BEGIN MATERIAL TO PROCESS

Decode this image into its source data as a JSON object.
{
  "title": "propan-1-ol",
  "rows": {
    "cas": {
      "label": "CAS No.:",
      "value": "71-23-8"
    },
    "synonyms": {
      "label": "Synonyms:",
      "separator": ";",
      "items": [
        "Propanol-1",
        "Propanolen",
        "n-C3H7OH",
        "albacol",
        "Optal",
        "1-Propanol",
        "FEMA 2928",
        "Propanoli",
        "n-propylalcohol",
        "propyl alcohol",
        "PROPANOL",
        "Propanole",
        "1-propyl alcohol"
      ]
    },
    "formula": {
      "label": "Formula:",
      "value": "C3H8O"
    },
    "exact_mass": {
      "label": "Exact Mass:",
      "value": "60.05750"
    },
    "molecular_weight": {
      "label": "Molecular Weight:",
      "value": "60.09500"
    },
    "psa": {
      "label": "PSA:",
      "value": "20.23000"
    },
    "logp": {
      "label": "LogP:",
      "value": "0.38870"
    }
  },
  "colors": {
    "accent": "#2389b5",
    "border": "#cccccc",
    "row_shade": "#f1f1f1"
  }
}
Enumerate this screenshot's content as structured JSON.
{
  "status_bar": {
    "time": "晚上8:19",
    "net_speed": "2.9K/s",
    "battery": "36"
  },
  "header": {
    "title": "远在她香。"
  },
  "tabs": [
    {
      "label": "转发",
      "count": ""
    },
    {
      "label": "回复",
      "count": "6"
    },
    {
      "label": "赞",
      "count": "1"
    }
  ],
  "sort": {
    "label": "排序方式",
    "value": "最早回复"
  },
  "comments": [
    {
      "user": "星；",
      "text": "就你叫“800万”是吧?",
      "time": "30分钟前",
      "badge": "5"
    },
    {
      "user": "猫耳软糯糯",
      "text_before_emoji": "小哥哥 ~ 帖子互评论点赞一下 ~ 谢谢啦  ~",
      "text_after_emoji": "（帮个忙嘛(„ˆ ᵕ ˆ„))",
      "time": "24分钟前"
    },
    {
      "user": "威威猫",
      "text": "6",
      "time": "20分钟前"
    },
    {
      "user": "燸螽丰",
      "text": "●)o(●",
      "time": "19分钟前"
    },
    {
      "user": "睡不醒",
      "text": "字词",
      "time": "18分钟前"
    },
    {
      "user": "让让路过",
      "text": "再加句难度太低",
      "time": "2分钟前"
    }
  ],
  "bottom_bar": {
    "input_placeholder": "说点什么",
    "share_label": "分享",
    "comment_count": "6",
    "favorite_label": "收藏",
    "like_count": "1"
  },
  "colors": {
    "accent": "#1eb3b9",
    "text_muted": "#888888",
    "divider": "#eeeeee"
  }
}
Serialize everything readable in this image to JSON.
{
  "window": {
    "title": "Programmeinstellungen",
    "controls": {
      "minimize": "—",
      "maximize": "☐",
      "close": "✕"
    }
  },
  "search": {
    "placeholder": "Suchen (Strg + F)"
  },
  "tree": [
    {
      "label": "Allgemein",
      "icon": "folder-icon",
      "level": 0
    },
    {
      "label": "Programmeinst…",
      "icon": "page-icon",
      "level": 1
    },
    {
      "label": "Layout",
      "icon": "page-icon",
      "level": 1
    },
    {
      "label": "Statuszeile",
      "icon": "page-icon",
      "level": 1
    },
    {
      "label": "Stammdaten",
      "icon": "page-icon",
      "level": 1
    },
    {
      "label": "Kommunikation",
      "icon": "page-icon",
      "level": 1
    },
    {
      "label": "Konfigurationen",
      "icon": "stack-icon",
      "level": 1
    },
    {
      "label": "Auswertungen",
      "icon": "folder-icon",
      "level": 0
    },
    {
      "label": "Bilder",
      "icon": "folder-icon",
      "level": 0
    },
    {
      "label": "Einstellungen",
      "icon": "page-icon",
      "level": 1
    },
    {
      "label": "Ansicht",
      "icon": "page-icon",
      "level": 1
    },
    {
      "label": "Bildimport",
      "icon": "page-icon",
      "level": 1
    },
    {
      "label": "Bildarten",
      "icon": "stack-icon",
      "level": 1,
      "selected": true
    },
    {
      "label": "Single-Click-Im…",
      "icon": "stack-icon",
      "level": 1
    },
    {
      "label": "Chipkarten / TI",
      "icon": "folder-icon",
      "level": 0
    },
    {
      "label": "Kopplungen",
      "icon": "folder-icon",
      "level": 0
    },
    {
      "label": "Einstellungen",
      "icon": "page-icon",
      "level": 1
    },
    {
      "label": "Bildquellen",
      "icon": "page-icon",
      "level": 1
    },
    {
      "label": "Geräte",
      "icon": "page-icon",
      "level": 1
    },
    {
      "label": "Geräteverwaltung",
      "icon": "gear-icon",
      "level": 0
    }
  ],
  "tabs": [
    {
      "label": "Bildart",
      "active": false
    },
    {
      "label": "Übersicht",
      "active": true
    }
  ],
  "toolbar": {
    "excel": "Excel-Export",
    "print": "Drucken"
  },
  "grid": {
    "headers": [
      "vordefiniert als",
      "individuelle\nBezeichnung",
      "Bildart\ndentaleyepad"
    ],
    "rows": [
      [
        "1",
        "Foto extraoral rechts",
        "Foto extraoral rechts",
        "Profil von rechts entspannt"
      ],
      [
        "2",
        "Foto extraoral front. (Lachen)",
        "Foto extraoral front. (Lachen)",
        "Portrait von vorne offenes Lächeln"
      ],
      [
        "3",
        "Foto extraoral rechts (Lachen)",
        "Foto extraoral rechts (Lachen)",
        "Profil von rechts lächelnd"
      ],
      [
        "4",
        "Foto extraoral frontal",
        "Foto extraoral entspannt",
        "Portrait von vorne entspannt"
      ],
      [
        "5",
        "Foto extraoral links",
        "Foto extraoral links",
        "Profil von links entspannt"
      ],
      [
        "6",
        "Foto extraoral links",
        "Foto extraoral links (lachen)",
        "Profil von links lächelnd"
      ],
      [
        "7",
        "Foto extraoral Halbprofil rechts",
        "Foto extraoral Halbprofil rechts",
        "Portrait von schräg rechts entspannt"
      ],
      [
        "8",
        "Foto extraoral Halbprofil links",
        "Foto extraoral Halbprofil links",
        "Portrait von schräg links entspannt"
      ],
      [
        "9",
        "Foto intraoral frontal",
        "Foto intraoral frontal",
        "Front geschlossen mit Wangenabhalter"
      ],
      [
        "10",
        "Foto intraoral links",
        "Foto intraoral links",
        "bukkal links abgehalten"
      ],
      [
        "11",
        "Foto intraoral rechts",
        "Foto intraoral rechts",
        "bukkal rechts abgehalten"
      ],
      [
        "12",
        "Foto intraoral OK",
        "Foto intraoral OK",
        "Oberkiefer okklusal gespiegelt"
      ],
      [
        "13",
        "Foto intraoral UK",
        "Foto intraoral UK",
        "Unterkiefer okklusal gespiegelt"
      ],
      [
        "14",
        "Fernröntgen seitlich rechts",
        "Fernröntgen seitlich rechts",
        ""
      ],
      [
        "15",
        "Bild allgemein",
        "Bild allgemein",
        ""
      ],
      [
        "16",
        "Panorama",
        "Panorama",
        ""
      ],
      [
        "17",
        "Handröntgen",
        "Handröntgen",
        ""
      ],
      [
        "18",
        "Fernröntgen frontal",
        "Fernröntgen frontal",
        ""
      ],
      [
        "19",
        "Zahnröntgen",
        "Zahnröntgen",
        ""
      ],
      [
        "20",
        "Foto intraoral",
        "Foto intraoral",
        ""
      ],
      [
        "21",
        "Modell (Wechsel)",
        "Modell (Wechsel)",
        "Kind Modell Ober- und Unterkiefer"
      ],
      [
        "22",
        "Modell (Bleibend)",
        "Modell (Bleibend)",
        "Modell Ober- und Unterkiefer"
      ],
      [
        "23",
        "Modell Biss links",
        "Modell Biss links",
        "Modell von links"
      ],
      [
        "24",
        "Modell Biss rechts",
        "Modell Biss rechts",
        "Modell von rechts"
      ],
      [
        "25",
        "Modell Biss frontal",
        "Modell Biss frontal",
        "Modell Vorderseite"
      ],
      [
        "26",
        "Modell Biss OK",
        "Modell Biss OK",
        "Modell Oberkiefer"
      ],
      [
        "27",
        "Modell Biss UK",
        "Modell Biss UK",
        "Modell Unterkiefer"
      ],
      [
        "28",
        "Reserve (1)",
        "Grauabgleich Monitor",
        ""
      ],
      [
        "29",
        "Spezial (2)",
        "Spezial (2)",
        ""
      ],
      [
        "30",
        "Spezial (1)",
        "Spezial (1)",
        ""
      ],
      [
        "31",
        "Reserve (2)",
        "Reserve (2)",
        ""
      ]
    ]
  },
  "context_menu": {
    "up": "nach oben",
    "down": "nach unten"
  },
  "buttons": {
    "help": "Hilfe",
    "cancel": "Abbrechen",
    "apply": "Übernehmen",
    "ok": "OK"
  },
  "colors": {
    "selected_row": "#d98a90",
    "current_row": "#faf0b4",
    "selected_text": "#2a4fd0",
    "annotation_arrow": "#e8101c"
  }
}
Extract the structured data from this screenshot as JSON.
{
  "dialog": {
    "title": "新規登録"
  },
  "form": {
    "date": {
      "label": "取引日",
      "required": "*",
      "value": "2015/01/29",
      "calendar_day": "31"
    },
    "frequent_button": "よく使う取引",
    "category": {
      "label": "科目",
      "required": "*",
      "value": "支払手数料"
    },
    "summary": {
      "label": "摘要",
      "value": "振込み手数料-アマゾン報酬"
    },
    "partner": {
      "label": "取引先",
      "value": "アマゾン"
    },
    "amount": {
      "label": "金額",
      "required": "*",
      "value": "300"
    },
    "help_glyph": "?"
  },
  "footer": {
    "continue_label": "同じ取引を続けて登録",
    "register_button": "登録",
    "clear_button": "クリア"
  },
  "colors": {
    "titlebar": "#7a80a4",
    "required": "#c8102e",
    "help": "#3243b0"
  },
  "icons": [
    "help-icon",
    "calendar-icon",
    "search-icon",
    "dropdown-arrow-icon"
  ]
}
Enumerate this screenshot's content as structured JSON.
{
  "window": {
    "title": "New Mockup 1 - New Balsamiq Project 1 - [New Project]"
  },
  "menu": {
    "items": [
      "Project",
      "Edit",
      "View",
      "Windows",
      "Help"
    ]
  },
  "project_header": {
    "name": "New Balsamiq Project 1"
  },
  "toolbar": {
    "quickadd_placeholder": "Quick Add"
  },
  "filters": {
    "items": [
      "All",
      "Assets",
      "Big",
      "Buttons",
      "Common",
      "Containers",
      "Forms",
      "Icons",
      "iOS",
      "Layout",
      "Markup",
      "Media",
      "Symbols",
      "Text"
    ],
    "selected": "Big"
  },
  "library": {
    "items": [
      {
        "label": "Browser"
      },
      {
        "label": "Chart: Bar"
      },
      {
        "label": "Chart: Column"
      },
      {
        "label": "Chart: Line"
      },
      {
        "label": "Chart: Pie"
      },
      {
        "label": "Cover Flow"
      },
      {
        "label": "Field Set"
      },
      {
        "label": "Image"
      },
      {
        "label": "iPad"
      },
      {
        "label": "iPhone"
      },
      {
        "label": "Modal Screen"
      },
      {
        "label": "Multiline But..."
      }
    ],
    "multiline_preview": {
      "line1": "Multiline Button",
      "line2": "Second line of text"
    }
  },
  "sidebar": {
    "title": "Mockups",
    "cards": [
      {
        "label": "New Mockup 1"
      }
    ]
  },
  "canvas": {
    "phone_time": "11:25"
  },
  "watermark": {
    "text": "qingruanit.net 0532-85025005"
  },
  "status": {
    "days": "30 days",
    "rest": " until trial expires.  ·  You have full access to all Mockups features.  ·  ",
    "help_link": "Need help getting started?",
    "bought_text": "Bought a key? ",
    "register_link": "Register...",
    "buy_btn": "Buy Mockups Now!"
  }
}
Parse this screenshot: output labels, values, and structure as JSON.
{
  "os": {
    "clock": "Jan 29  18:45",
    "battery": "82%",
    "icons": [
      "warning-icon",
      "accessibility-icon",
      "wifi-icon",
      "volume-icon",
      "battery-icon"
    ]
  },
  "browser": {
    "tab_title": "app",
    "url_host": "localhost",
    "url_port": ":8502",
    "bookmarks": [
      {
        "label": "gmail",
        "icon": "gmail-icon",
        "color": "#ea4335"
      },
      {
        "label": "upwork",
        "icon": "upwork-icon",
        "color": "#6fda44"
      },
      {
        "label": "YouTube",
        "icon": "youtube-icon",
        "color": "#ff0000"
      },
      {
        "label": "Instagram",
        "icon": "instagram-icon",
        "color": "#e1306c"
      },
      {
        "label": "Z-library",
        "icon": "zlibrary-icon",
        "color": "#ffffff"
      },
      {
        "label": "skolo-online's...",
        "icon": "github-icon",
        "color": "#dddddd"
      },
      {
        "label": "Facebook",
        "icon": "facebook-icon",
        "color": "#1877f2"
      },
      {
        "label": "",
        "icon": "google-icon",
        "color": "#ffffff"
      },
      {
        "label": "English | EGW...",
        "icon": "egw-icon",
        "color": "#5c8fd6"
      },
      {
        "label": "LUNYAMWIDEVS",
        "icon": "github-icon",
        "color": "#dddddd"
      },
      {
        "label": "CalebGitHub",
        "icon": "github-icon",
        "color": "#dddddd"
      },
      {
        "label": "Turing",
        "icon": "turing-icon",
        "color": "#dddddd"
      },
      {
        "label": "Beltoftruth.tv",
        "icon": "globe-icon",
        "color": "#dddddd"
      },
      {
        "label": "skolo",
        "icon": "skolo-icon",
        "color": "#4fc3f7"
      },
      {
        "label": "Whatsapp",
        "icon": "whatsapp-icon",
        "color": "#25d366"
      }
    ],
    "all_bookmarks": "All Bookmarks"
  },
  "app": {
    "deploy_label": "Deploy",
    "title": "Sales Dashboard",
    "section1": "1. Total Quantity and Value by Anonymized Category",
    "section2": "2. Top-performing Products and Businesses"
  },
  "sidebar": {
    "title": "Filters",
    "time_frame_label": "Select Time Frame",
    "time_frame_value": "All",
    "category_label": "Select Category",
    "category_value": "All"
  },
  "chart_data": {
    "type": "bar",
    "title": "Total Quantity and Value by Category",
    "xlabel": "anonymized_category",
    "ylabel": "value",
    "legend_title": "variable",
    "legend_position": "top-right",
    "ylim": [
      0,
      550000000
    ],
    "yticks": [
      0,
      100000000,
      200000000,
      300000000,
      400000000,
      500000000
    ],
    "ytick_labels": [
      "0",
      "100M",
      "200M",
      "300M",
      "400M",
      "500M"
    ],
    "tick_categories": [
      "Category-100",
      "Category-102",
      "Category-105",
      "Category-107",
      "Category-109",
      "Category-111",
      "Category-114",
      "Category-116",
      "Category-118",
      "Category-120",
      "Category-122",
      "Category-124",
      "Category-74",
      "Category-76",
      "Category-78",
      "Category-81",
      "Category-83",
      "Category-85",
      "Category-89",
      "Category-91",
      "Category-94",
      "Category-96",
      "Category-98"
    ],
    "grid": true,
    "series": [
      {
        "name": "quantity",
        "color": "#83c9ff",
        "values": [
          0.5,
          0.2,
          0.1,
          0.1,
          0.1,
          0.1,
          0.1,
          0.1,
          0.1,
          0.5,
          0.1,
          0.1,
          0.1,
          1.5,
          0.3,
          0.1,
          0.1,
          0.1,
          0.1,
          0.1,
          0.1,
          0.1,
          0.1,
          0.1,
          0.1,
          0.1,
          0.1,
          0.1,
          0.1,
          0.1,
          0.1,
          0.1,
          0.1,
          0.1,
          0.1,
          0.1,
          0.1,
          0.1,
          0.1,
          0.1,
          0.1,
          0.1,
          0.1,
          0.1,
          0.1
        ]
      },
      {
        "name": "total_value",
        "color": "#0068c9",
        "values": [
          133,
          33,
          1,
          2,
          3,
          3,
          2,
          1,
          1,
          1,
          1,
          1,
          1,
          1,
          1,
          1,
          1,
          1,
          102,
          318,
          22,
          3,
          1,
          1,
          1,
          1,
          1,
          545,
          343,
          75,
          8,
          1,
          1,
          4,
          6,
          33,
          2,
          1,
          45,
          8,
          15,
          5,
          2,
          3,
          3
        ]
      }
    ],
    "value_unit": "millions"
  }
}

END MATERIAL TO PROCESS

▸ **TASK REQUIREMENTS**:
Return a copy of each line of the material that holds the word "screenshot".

▸ **ANSWER SECTION**:
Enumerate this screenshot's content as structured JSON.
Extract the structured data from this screenshot as JSON.
Enumerate this screenshot's content as structured JSON.
Parse this screenshot: output labels, values, and structure as JSON.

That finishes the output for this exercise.